To do – Each entry that follows should be given again word for word; please leave out its pictures.
----
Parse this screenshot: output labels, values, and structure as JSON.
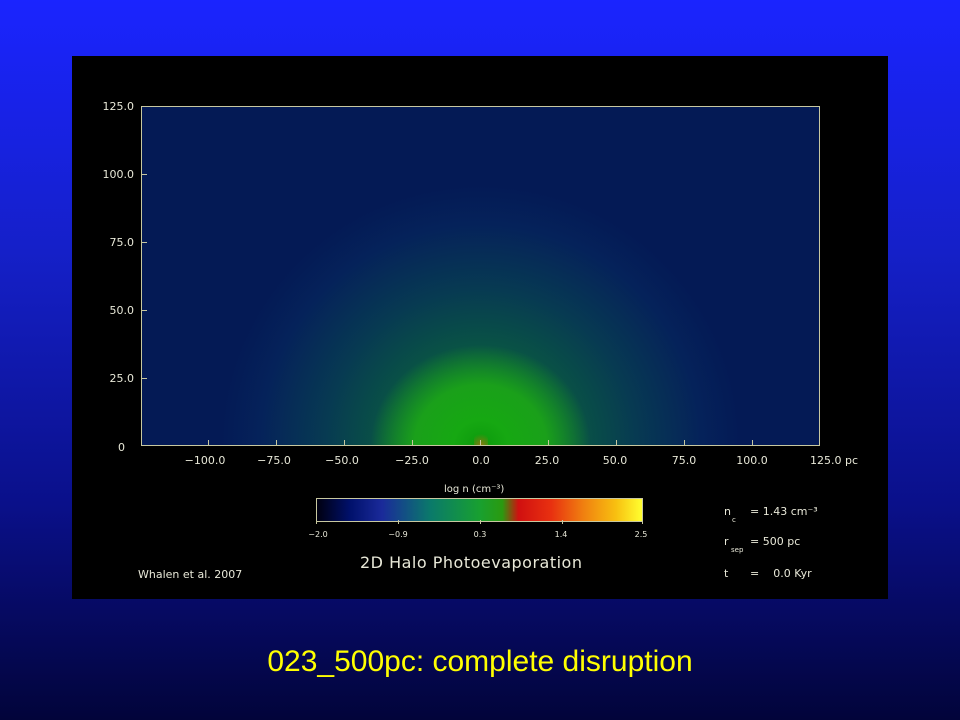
{
  "plot": {
    "y_ticks": [
      "125.0",
      "100.0",
      "75.0",
      "50.0",
      "25.0",
      "0"
    ],
    "x_ticks": [
      "−100.0",
      "−75.0",
      "−50.0",
      "−25.0",
      "0.0",
      "25.0",
      "50.0",
      "75.0",
      "100.0",
      "125.0 pc"
    ],
    "colorbar_title": "log n (cm⁻³)",
    "colorbar_ticks": [
      "−2.0",
      "−0.9",
      "0.3",
      "1.4",
      "2.5"
    ],
    "title": "2D Halo Photoevaporation",
    "credit": "Whalen et al. 2007"
  },
  "params": {
    "nc_label": "n",
    "nc_sub": "c",
    "nc_value": "= 1.43 cm⁻³",
    "rsep_label": "r",
    "rsep_sub": "sep",
    "rsep_value": "= 500 pc",
    "t_label": "t",
    "t_value": "=    0.0 Kyr"
  },
  "caption": "023_500pc: complete disruption",
  "colors": {
    "caption": "#ffff00",
    "frame": "#000000",
    "axis": "#c8c8a0"
  }
}
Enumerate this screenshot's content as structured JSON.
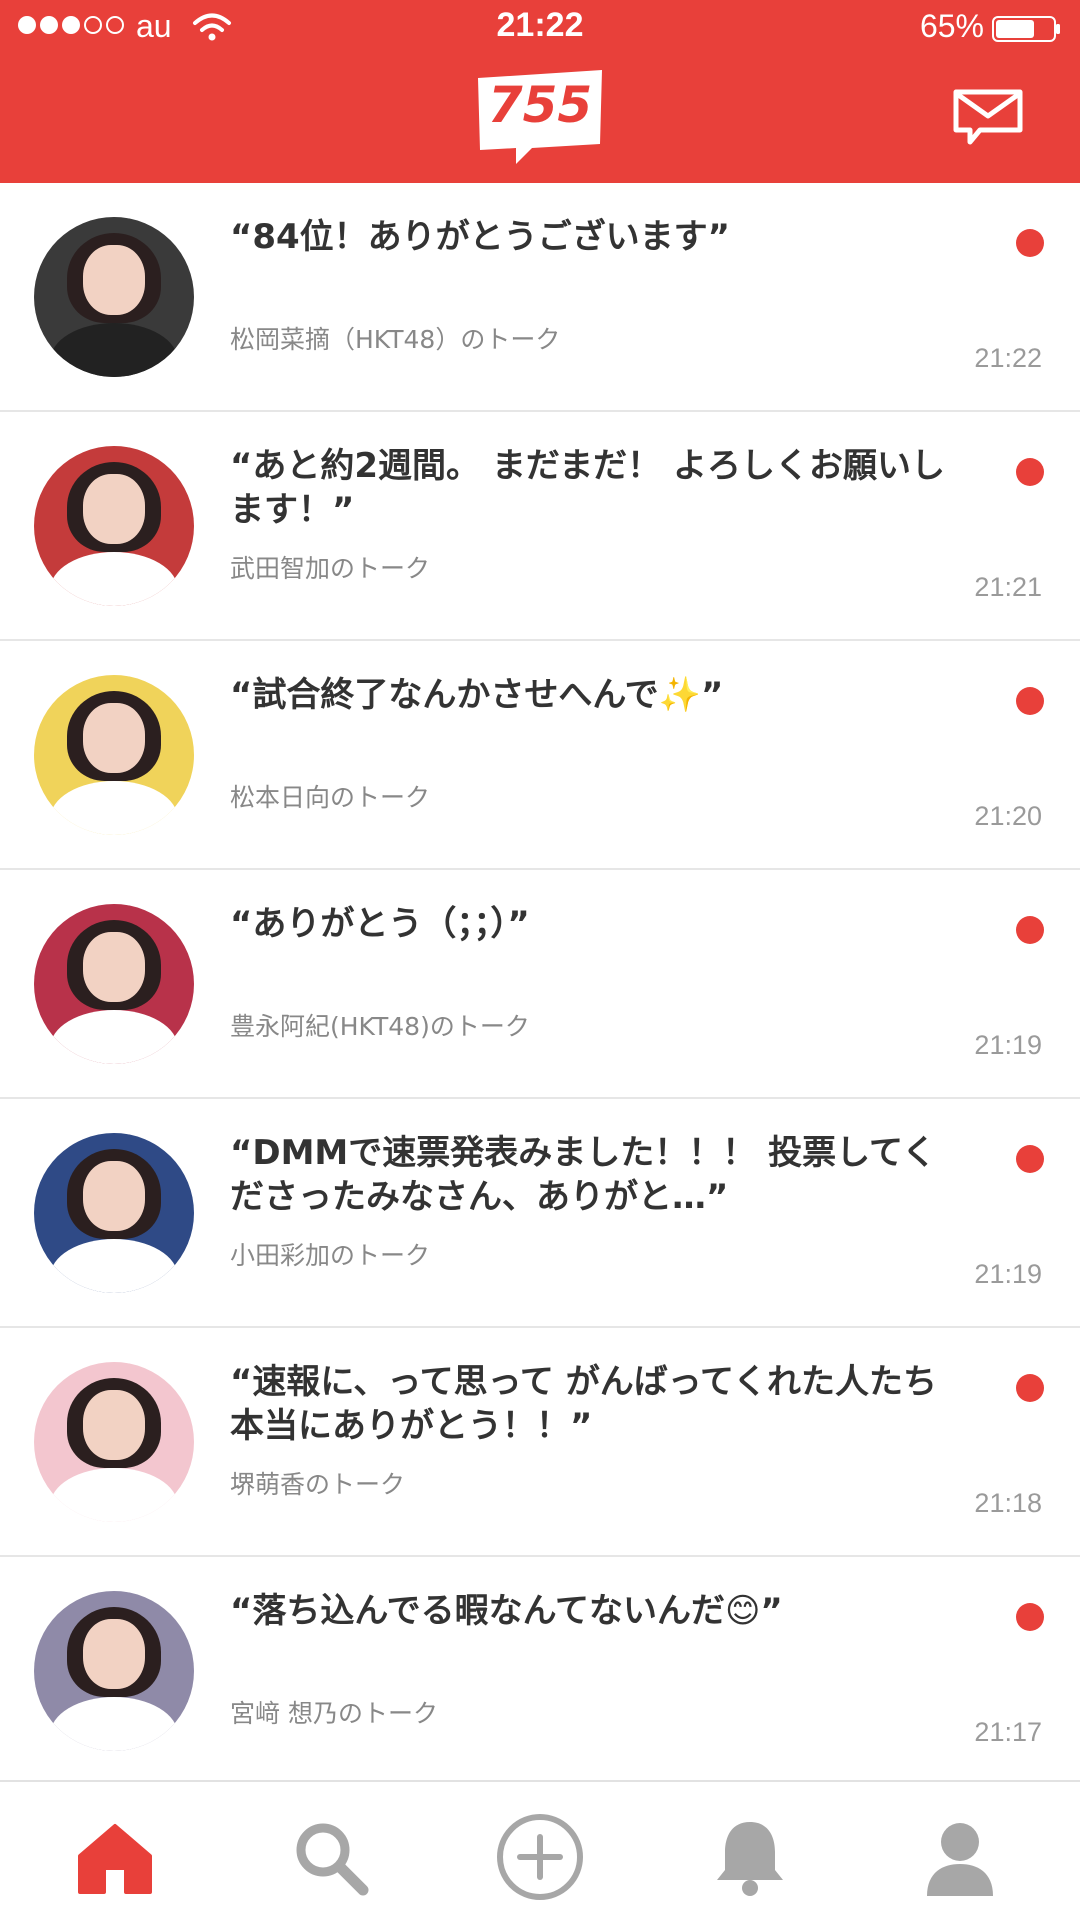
{
  "status_bar": {
    "carrier": "au",
    "time": "21:22",
    "battery": "65%"
  },
  "header": {
    "logo": "755",
    "mail_icon": "envelope-icon"
  },
  "feed": [
    {
      "message": "“84位！ありがとうございます”",
      "talk": "松岡菜摘（HKT48）のトーク",
      "time": "21:22",
      "avatar_color": "#3a3a3a"
    },
    {
      "message": "“あと約2週間。 まだまだ！ よろしくお願いし\nます！”",
      "talk": "武田智加のトーク",
      "time": "21:21",
      "avatar_color": "#c43b3b"
    },
    {
      "message": "“試合終了なんかさせへんで✨”",
      "talk": "松本日向のトーク",
      "time": "21:20",
      "avatar_color": "#f0d35a"
    },
    {
      "message": "“ありがとう（；；）”",
      "talk": "豊永阿紀(HKT48)のトーク",
      "time": "21:19",
      "avatar_color": "#b8324a"
    },
    {
      "message": "“DMMで速票発表みました！！！ 投票してく\nださったみなさん、ありがと…”",
      "talk": "小田彩加のトーク",
      "time": "21:19",
      "avatar_color": "#2f4a86"
    },
    {
      "message": "“速報に、って思って がんばってくれた人たち\n本当にありがとう！！”",
      "talk": "堺萌香のトーク",
      "time": "21:18",
      "avatar_color": "#f3c6cf"
    },
    {
      "message": "“落ち込んでる暇なんてないんだ😊”",
      "talk": "宮﨑 想乃のトーク",
      "time": "21:17",
      "avatar_color": "#8f8aa8"
    }
  ],
  "tabbar": {
    "items": [
      "home-icon",
      "search-icon",
      "add-icon",
      "bell-icon",
      "profile-icon"
    ],
    "active": "home-icon"
  },
  "colors": {
    "accent": "#e8403a",
    "text": "#333333",
    "muted": "#888888",
    "tab_inactive": "#a7a7a7"
  }
}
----
Solution to the exercise –
Parse this screenshot: output labels, values, and structure as JSON.
{
  "plot": {
    "y_ticks": [
      "125.0",
      "100.0",
      "75.0",
      "50.0",
      "25.0",
      "0"
    ],
    "x_ticks": [
      "−100.0",
      "−75.0",
      "−50.0",
      "−25.0",
      "0.0",
      "25.0",
      "50.0",
      "75.0",
      "100.0",
      "125.0 pc"
    ],
    "colorbar_title": "log n (cm⁻³)",
    "colorbar_ticks": [
      "−2.0",
      "−0.9",
      "0.3",
      "1.4",
      "2.5"
    ],
    "title": "2D Halo Photoevaporation",
    "credit": "Whalen et al. 2007"
  },
  "params": {
    "nc_label": "n",
    "nc_sub": "c",
    "nc_value": "= 1.43 cm⁻³",
    "rsep_label": "r",
    "rsep_sub": "sep",
    "rsep_value": "= 500 pc",
    "t_label": "t",
    "t_value": "=    0.0 Kyr"
  },
  "caption": "023_500pc: complete disruption",
  "colors": {
    "caption": "#ffff00",
    "frame": "#000000",
    "axis": "#c8c8a0"
  }
}
Enumerate this screenshot's content as structured JSON.
{
  "status_bar": {
    "carrier": "au",
    "time": "21:22",
    "battery": "65%"
  },
  "header": {
    "logo": "755",
    "mail_icon": "envelope-icon"
  },
  "feed": [
    {
      "message": "“84位！ありがとうございます”",
      "talk": "松岡菜摘（HKT48）のトーク",
      "time": "21:22",
      "avatar_color": "#3a3a3a"
    },
    {
      "message": "“あと約2週間。 まだまだ！ よろしくお願いし\nます！”",
      "talk": "武田智加のトーク",
      "time": "21:21",
      "avatar_color": "#c43b3b"
    },
    {
      "message": "“試合終了なんかさせへんで✨”",
      "talk": "松本日向のトーク",
      "time": "21:20",
      "avatar_color": "#f0d35a"
    },
    {
      "message": "“ありがとう（；；）”",
      "talk": "豊永阿紀(HKT48)のトーク",
      "time": "21:19",
      "avatar_color": "#b8324a"
    },
    {
      "message": "“DMMで速票発表みました！！！ 投票してく\nださったみなさん、ありがと…”",
      "talk": "小田彩加のトーク",
      "time": "21:19",
      "avatar_color": "#2f4a86"
    },
    {
      "message": "“速報に、って思って がんばってくれた人たち\n本当にありがとう！！”",
      "talk": "堺萌香のトーク",
      "time": "21:18",
      "avatar_color": "#f3c6cf"
    },
    {
      "message": "“落ち込んでる暇なんてないんだ😊”",
      "talk": "宮﨑 想乃のトーク",
      "time": "21:17",
      "avatar_color": "#8f8aa8"
    }
  ],
  "tabbar": {
    "items": [
      "home-icon",
      "search-icon",
      "add-icon",
      "bell-icon",
      "profile-icon"
    ],
    "active": "home-icon"
  },
  "colors": {
    "accent": "#e8403a",
    "text": "#333333",
    "muted": "#888888",
    "tab_inactive": "#a7a7a7"
  }
}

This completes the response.